Deep Tissue MassageWe hear quite often after a session how good a person feels, but where’s the pain? As though massage is meant to be associated with soreness or pain in order to be effective. Some of this is due in part by misinformed therapists, or improperly trained therapists. In any case, there are very specific myths that are common regarding deep tissue massage, and it’s time we set the record straight.


“It’s common to be sore for three or more days afterwards.”

It is common to experience discomfort during certain techniques, and yes, some people will feel the effects for the day and perhaps through to the next day, but if you are in pain, or feel uncomfortably sore, there may be more to the issue than a particularly ‘rough’ massage.  A majority of clients who request a deep tissue are already experiencing some level of pain or discomfort; the massage should not amplify this pain.

“Bruising is pretty normal after a session”

‘There are two types of bruises that can occur during a massage session as a result of improper pressure application by the therapist: Subcutaneous, which is just under the skin and Intramuscular, where damage is done to the actual muscle tissue. The discoloration that appears on the skin’s surface is the result of ruptured blood vessels (University of Maryland Medical Center). There are cases where clients may be anemic or have some other medical issue that may cause them to bruise easily and those people should refrain from receiving deep tissue massage treatments. A client should never have bruising as a result of their massage treatment.’ (source:

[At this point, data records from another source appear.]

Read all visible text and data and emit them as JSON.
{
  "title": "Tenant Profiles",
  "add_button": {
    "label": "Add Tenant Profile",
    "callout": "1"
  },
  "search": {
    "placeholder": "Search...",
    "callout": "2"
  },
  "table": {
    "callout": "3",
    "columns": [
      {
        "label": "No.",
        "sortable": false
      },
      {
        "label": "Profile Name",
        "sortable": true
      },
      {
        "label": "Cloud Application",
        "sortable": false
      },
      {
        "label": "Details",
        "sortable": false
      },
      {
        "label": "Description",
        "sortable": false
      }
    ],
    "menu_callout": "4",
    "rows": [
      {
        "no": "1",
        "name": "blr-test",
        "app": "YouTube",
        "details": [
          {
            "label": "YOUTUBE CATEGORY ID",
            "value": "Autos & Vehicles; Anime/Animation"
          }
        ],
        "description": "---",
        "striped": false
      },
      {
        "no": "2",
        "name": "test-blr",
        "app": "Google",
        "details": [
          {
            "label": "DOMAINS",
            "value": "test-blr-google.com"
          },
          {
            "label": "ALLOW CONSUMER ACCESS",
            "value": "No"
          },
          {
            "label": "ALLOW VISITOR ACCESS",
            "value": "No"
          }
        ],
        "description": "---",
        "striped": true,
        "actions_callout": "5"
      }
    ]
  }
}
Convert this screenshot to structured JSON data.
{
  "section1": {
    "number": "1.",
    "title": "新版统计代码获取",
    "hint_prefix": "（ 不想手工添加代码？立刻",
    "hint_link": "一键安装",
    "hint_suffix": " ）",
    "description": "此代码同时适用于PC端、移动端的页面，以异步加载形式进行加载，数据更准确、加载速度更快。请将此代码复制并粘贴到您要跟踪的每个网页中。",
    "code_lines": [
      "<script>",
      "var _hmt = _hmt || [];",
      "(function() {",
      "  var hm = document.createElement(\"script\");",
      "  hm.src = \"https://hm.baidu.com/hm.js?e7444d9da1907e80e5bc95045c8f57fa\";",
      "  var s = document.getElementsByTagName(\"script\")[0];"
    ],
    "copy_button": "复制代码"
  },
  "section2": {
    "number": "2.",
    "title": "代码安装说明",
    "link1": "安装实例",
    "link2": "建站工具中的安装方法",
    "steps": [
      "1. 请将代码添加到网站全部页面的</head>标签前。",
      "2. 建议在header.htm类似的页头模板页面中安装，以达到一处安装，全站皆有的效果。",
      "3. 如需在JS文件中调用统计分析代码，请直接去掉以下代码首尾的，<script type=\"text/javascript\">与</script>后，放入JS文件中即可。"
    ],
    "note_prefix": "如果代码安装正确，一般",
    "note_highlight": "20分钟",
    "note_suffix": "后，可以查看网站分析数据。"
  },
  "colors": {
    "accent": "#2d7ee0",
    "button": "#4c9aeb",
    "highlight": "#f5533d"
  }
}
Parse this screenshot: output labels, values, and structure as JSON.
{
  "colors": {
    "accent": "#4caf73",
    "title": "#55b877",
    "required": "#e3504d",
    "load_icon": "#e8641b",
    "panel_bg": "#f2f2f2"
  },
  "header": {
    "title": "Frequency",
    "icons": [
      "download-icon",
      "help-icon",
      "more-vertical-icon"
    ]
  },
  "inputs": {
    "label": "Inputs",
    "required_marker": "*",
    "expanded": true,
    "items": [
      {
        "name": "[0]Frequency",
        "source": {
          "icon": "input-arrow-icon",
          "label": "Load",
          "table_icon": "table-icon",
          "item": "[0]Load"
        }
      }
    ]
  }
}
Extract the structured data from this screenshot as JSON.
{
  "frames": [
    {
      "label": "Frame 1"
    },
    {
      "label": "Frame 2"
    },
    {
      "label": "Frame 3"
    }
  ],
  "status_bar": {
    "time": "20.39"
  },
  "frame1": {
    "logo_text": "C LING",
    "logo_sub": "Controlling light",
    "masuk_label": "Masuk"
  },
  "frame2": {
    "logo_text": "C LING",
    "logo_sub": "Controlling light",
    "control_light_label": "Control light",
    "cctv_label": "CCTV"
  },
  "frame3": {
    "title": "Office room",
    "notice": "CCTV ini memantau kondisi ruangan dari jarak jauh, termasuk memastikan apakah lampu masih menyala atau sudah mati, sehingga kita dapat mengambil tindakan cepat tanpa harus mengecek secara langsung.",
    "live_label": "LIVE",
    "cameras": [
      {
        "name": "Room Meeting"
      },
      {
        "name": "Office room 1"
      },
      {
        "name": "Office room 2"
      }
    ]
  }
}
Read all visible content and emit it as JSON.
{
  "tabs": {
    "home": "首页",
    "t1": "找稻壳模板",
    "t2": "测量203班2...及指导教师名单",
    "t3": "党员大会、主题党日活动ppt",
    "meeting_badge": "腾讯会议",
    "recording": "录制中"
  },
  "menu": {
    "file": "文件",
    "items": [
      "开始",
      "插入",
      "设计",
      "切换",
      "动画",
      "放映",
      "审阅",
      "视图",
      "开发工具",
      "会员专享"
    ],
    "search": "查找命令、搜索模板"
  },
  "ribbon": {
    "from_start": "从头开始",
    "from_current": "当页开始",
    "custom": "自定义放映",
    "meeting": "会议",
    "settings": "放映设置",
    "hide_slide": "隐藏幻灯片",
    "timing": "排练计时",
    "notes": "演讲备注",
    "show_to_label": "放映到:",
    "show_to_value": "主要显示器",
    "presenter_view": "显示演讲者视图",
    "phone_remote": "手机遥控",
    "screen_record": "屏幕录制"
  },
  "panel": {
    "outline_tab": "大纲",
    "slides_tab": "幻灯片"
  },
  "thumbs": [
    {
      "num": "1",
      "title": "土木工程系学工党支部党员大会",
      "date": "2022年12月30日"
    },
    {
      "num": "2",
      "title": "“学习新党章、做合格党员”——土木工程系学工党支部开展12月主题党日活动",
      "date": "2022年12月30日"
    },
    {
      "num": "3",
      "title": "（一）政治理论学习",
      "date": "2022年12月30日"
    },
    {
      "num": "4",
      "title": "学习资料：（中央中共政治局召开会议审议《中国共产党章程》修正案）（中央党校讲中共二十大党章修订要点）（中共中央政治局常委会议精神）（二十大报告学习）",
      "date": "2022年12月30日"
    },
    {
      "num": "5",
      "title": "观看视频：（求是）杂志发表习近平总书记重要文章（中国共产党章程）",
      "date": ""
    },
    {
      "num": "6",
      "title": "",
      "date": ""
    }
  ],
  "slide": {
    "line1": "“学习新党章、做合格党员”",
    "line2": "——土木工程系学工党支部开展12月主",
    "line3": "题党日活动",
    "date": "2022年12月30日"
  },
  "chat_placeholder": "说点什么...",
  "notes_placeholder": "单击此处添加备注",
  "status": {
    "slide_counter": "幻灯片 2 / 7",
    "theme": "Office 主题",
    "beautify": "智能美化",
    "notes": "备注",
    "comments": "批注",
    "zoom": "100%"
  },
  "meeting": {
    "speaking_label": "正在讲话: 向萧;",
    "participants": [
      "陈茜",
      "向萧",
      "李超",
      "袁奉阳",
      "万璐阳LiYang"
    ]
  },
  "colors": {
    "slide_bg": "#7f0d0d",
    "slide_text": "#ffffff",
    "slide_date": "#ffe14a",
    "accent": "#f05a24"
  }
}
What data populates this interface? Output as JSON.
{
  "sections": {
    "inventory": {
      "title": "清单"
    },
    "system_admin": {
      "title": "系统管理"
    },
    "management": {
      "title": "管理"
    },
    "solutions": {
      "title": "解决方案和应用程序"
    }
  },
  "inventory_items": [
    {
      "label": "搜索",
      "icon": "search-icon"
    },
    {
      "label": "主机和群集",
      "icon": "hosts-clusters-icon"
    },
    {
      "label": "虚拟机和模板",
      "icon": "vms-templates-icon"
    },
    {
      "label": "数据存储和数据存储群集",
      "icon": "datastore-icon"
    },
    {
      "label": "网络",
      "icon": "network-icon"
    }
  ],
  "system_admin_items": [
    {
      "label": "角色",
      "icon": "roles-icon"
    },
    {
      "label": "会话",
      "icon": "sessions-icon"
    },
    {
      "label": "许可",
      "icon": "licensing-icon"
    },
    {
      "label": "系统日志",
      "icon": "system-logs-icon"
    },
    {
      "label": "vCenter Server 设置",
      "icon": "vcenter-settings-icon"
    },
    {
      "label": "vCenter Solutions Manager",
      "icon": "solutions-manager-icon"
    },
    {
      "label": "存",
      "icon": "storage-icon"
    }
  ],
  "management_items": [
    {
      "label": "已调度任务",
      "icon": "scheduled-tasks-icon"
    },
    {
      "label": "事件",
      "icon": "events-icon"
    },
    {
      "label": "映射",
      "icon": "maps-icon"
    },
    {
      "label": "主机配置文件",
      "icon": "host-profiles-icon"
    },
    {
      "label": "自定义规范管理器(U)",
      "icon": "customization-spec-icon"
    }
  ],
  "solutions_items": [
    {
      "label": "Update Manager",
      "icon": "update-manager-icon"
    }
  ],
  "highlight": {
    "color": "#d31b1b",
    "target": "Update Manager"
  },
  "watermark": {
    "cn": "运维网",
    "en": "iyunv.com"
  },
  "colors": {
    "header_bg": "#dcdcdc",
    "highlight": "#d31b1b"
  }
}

If you’ve bruised after a session, the therapist cause injury, and that’s a problem. It’s not normal to have a bruise after a massage, period.

“It has to hurt in order to work!”

There may be a ‘no pain, no gain’ mentality in other arenas of health, but not in massage. Deep tissue massage doesn’t mean deep pain, it means focusing into the deeper layers of muscle tissue. It’s more in depth, and is best for those in need of pain or stress management.  Pain is our body’s way of telling us that something is threatening us; when you touch intense heat, you pull away quickly, or when you are cut, you instantly bring focus to healing in that place. The same goes for massage. If the therapist is causing pain, the anxiety levels within the body go up, the body tightens and the client can no longer feel the positive effects of the massage.

Know the difference between pain release/relief and something causing you pain. Massage is a healing technique, and no, you should not have to work through the pain to feel the healing. Let’s talk about your pain and how we can help manage and heal it without having to deal with the myths of deep tissue massage.